Data about app and page elements
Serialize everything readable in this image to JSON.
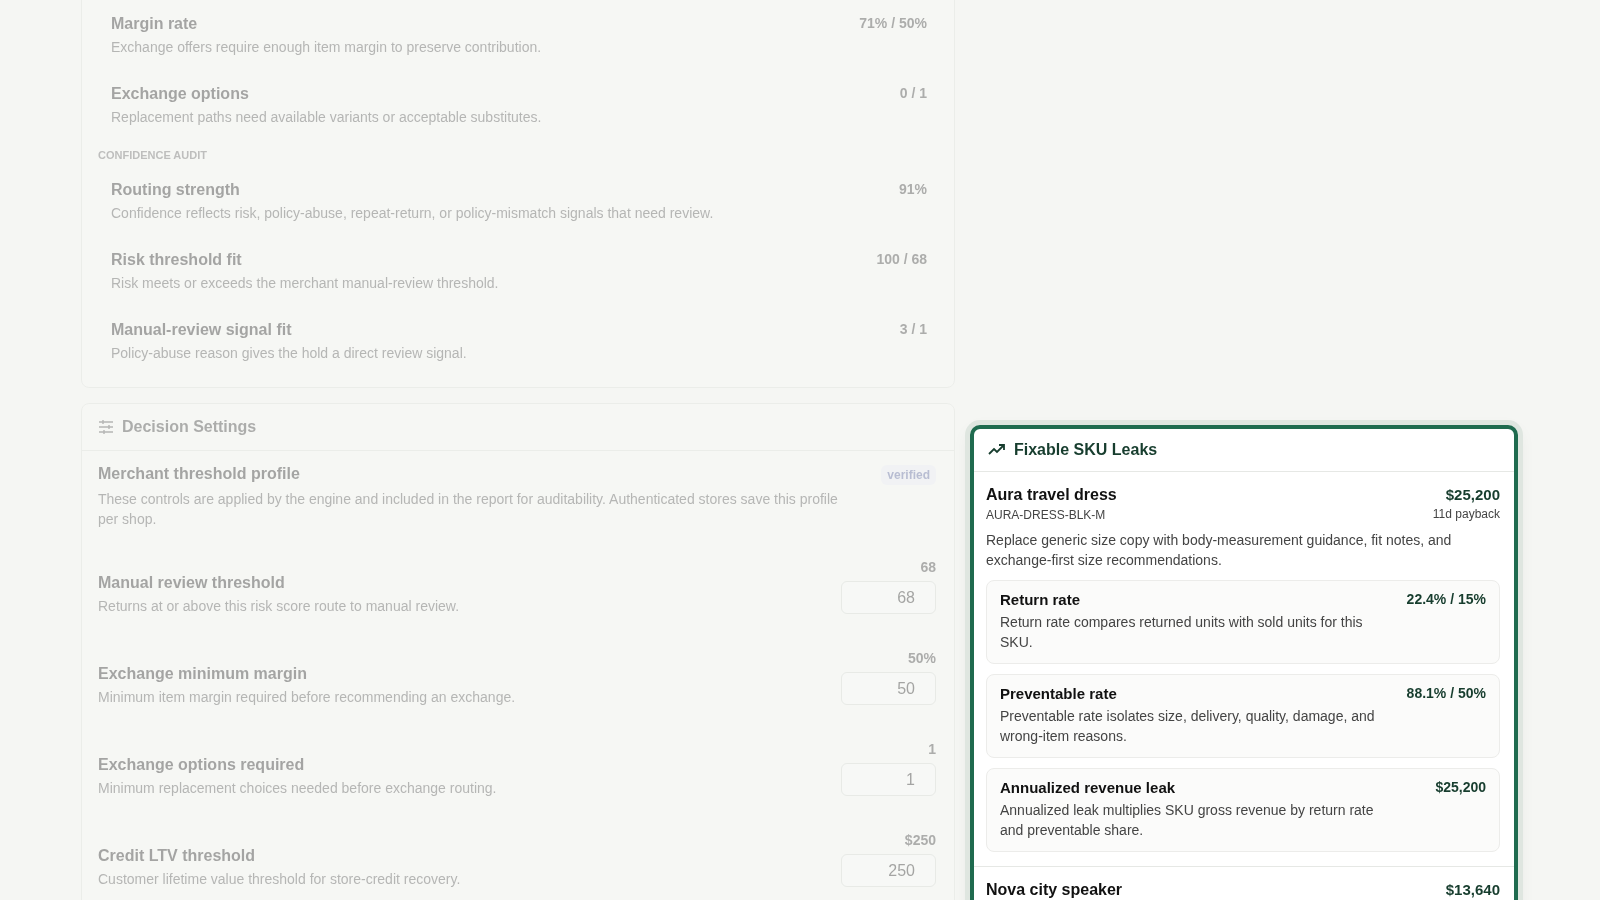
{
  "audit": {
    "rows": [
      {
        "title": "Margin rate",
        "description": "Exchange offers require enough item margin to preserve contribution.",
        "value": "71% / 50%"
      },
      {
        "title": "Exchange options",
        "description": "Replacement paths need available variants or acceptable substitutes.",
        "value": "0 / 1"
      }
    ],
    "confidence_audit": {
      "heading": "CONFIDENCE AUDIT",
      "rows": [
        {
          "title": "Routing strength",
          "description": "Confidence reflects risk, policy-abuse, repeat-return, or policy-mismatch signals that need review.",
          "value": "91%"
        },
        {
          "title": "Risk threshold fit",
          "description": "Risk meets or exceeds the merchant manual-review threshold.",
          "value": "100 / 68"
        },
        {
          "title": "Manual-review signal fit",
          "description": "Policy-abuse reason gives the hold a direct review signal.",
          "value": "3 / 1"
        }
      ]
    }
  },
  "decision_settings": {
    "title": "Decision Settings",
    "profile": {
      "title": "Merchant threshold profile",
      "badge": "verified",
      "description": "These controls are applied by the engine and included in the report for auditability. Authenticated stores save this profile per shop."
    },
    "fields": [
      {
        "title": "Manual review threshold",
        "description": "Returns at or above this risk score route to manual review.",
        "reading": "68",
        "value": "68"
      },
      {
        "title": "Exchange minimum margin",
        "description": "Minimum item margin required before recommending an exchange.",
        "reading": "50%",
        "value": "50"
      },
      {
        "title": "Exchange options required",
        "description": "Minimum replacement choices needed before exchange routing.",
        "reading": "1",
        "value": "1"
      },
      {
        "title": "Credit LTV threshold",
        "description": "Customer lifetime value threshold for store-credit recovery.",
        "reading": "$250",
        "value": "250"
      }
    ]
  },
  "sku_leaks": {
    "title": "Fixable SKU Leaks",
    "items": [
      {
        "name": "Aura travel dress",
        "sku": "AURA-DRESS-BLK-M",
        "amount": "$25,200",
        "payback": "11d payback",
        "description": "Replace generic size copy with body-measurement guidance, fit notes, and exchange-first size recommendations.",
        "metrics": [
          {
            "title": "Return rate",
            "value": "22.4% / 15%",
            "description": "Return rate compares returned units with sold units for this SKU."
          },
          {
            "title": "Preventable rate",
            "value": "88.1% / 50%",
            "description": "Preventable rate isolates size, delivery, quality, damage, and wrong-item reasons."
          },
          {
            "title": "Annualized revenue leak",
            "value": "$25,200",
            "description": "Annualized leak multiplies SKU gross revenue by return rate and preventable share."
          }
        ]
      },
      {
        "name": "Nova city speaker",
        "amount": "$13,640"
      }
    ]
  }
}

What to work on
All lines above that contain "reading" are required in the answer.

Task answer
        "reading": "68",
        "reading": "50%",
        "reading": "1",
        "reading": "$250",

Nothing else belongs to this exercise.